* _Exercise requirements_
Each entry that follows is to be retyped exactly. Pictures do not belong in the copy.

* _Excerpted data_
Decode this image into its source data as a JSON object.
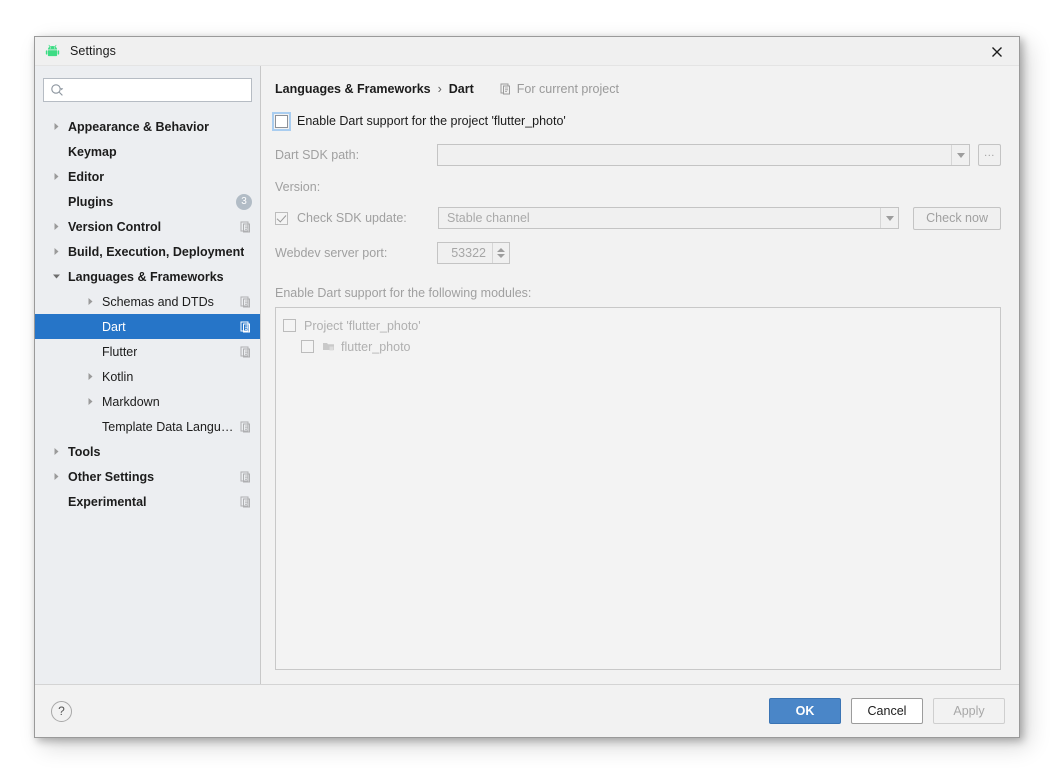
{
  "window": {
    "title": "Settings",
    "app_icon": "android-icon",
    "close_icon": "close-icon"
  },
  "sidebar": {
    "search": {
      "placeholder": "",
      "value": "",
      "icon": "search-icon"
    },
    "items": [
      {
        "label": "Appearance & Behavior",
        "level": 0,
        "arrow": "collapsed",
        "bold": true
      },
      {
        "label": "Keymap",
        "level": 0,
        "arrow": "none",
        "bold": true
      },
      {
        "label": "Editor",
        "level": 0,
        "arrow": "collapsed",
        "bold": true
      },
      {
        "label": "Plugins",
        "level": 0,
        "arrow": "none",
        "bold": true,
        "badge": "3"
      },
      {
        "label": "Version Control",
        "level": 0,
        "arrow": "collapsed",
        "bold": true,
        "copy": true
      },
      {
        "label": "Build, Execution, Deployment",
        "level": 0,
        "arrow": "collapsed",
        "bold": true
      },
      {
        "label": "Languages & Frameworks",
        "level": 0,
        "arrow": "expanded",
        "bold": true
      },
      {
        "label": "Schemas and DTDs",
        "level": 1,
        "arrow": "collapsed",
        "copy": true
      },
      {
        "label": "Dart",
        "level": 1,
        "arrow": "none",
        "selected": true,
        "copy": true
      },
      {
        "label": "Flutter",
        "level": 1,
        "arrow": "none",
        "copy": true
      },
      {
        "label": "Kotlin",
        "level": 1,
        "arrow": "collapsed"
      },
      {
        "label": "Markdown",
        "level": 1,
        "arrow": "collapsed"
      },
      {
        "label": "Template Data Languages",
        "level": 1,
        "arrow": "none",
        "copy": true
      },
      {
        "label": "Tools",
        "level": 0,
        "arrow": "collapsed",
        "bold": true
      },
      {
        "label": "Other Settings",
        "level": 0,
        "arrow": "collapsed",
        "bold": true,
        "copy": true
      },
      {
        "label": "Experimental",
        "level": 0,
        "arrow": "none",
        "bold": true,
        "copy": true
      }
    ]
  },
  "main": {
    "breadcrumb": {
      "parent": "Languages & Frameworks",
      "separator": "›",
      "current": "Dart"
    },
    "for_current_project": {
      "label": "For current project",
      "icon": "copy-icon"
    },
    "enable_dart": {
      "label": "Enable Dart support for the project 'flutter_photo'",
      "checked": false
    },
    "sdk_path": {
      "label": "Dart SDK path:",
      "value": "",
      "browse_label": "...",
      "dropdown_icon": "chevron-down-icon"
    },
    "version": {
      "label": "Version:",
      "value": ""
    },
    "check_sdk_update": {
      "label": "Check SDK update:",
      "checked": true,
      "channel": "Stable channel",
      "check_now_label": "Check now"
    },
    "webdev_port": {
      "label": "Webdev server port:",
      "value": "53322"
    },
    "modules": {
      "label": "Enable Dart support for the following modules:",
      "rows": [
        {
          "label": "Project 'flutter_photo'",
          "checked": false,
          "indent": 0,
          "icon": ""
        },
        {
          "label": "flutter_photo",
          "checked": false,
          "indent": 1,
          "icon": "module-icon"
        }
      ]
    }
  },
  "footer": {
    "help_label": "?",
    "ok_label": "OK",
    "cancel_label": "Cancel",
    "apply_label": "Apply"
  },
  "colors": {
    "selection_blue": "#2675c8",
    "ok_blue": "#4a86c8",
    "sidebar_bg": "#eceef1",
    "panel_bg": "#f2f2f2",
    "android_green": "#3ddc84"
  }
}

* _Answer box_
Decode this image into its source data as a JSON object.
{
  "window": {
    "title": "Settings",
    "app_icon": "android-icon",
    "close_icon": "close-icon"
  },
  "sidebar": {
    "search": {
      "placeholder": "",
      "value": "",
      "icon": "search-icon"
    },
    "items": [
      {
        "label": "Appearance & Behavior",
        "level": 0,
        "arrow": "collapsed",
        "bold": true
      },
      {
        "label": "Keymap",
        "level": 0,
        "arrow": "none",
        "bold": true
      },
      {
        "label": "Editor",
        "level": 0,
        "arrow": "collapsed",
        "bold": true
      },
      {
        "label": "Plugins",
        "level": 0,
        "arrow": "none",
        "bold": true,
        "badge": "3"
      },
      {
        "label": "Version Control",
        "level": 0,
        "arrow": "collapsed",
        "bold": true,
        "copy": true
      },
      {
        "label": "Build, Execution, Deployment",
        "level": 0,
        "arrow": "collapsed",
        "bold": true
      },
      {
        "label": "Languages & Frameworks",
        "level": 0,
        "arrow": "expanded",
        "bold": true
      },
      {
        "label": "Schemas and DTDs",
        "level": 1,
        "arrow": "collapsed",
        "copy": true
      },
      {
        "label": "Dart",
        "level": 1,
        "arrow": "none",
        "selected": true,
        "copy": true
      },
      {
        "label": "Flutter",
        "level": 1,
        "arrow": "none",
        "copy": true
      },
      {
        "label": "Kotlin",
        "level": 1,
        "arrow": "collapsed"
      },
      {
        "label": "Markdown",
        "level": 1,
        "arrow": "collapsed"
      },
      {
        "label": "Template Data Languages",
        "level": 1,
        "arrow": "none",
        "copy": true
      },
      {
        "label": "Tools",
        "level": 0,
        "arrow": "collapsed",
        "bold": true
      },
      {
        "label": "Other Settings",
        "level": 0,
        "arrow": "collapsed",
        "bold": true,
        "copy": true
      },
      {
        "label": "Experimental",
        "level": 0,
        "arrow": "none",
        "bold": true,
        "copy": true
      }
    ]
  },
  "main": {
    "breadcrumb": {
      "parent": "Languages & Frameworks",
      "separator": "›",
      "current": "Dart"
    },
    "for_current_project": {
      "label": "For current project",
      "icon": "copy-icon"
    },
    "enable_dart": {
      "label": "Enable Dart support for the project 'flutter_photo'",
      "checked": false
    },
    "sdk_path": {
      "label": "Dart SDK path:",
      "value": "",
      "browse_label": "...",
      "dropdown_icon": "chevron-down-icon"
    },
    "version": {
      "label": "Version:",
      "value": ""
    },
    "check_sdk_update": {
      "label": "Check SDK update:",
      "checked": true,
      "channel": "Stable channel",
      "check_now_label": "Check now"
    },
    "webdev_port": {
      "label": "Webdev server port:",
      "value": "53322"
    },
    "modules": {
      "label": "Enable Dart support for the following modules:",
      "rows": [
        {
          "label": "Project 'flutter_photo'",
          "checked": false,
          "indent": 0,
          "icon": ""
        },
        {
          "label": "flutter_photo",
          "checked": false,
          "indent": 1,
          "icon": "module-icon"
        }
      ]
    }
  },
  "footer": {
    "help_label": "?",
    "ok_label": "OK",
    "cancel_label": "Cancel",
    "apply_label": "Apply"
  },
  "colors": {
    "selection_blue": "#2675c8",
    "ok_blue": "#4a86c8",
    "sidebar_bg": "#eceef1",
    "panel_bg": "#f2f2f2",
    "android_green": "#3ddc84"
  }
}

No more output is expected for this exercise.